I've been trying to think of how to adjust the algorithm on Sanctus.org to make this happen and quite frankly I think I'm going to take a Mulligan. Transferring a festival one day, I can handle, but transferring it two weeks and across a month presents some challenges. Nonetheless, in full disclosure I wanted to make it known that if you're looking around for the Annunciation you won't find it on Sanctus.org this year. Never fear though, Higher Things has you covered with an awesome Reflection for the Annunciation.



MySQL is one of the most widely used database servers for web development.  It's free, has a wide range of support and is easy to get up and going.  Add to this native bindings in just about every language and you've got a pretty powerful databasing tool at your hands.  Percona is a MySQL consulting company with a super-awesome distribution of MySQL tuned for performance.

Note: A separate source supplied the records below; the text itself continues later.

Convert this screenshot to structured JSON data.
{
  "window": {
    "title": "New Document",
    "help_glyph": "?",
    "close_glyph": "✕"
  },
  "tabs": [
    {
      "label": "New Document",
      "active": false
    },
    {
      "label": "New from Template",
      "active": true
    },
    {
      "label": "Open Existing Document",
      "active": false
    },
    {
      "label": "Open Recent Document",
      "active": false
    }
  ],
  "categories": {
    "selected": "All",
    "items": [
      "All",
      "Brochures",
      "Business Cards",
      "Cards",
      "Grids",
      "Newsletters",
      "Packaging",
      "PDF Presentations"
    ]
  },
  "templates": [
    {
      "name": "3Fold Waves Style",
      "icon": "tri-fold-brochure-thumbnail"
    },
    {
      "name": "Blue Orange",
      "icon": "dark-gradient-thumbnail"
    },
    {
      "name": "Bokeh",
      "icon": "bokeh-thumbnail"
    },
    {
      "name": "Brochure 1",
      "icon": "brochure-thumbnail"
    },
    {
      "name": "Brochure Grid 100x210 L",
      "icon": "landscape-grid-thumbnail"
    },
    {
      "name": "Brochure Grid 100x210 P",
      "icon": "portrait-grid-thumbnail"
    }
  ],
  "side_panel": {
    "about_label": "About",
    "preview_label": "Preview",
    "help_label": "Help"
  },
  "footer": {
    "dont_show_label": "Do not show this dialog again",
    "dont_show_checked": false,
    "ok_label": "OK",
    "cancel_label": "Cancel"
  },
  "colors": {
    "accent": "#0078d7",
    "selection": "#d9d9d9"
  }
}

For the most part Percona packages should be a drop-in replacement with MySQL. When it comes to system administration tasks I like to throw Puppet at the problem, it makes it easier to replay the configuration down the road and I can track the configuration changes in git. But there's a problem when you change the package name for the defacto-standard Puppet MySQL module.  The referencing of the service and the default pid file in the Percona distribution and subsequently the reload following install fails, as well as anything downstream of those items. This was unsatisfactory to me so I poked around to figure out a way to make this work, despite the bug in module. Below is a Puppet manifest with some hackey'ness if you're using Percona that will get it working and allow you to use the rest of the Puppet MySQL module without problems.

https://gist.github.com/stanlemon/5178407



If you are a web developer on OS X you probably are sporting your own installation of your database server.  If you are running MySQL you might be haunted by strict mode.  MySQL has modes as documented here that effect the behavior of various parts of the system.  In strict mode values do not get casted between types, which is where I ran into issues.  My favorite ORM was passing a boolean true into a tinyint(1) and causing the transaction to abort.  This is thanks to STRICT_TRANS_TABLES in my case.  The first thing I checked was my /etc/my.cnf to see if "sql_mode" was set in the [mysqld] section.  It was not.  So I tried setting it to something other than STRICT_TRANS_TABLES and restarted MySQL.  No luck, the setting was still on.  After a lot of poking around I found out that MySQL for OS X from Oracle ships with a /usr/local/mysql/my.cnf which is loaded on startup. In this file is a sole configuration directive for sql_mode=NO_ENGINE_SUBSTITUTION,STRICT_TRANS_TABLES.  Once I commented this out and restarted the server strict mode was off, my ORM worked and I was happy.